**Data:**
_ _ _ _

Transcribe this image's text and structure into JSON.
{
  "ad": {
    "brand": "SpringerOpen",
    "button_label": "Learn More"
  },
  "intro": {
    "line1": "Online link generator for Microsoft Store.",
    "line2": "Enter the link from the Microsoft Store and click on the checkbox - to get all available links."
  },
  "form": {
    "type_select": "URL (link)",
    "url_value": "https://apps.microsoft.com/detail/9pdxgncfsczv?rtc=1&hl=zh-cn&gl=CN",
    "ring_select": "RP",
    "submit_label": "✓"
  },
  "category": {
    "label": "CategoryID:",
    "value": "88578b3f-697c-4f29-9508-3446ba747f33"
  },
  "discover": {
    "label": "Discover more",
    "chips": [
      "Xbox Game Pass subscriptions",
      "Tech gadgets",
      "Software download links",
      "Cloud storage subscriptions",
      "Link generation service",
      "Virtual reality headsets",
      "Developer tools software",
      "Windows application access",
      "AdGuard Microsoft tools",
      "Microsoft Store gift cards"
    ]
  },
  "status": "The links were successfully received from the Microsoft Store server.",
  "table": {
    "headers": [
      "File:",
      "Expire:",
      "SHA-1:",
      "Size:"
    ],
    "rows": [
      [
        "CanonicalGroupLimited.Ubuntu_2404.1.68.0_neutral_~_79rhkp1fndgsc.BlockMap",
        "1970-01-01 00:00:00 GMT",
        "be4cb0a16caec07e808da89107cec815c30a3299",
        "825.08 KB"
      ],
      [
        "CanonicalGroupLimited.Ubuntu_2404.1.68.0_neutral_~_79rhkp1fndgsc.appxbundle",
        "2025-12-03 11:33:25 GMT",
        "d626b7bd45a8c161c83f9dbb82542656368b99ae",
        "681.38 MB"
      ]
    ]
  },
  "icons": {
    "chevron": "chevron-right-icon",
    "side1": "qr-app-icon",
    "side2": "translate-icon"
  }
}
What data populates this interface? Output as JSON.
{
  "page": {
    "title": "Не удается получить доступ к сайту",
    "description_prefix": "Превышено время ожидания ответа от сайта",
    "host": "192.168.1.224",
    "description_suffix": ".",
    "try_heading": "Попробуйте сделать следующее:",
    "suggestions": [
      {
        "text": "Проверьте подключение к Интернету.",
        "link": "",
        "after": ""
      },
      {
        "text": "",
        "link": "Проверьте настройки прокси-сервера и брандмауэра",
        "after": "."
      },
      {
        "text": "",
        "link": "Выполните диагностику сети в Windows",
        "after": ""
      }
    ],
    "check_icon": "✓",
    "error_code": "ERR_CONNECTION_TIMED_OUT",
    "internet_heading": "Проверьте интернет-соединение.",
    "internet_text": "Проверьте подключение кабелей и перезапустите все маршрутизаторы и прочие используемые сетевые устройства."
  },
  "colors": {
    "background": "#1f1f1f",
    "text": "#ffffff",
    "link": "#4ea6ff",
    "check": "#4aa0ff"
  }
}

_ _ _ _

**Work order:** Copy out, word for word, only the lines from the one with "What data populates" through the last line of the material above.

**Solution to this exercise:**
What data populates this interface? Output as JSON.
{
  "page": {
    "title": "Не удается получить доступ к сайту",
    "description_prefix": "Превышено время ожидания ответа от сайта",
    "host": "192.168.1.224",
    "description_suffix": ".",
    "try_heading": "Попробуйте сделать следующее:",
    "suggestions": [
      {
        "text": "Проверьте подключение к Интернету.",
        "link": "",
        "after": ""
      },
      {
        "text": "",
        "link": "Проверьте настройки прокси-сервера и брандмауэра",
        "after": "."
      },
      {
        "text": "",
        "link": "Выполните диагностику сети в Windows",
        "after": ""
      }
    ],
    "check_icon": "✓",
    "error_code": "ERR_CONNECTION_TIMED_OUT",
    "internet_heading": "Проверьте интернет-соединение.",
    "internet_text": "Проверьте подключение кабелей и перезапустите все маршрутизаторы и прочие используемые сетевые устройства."
  },
  "colors": {
    "background": "#1f1f1f",
    "text": "#ffffff",
    "link": "#4ea6ff",
    "check": "#4aa0ff"
  }
}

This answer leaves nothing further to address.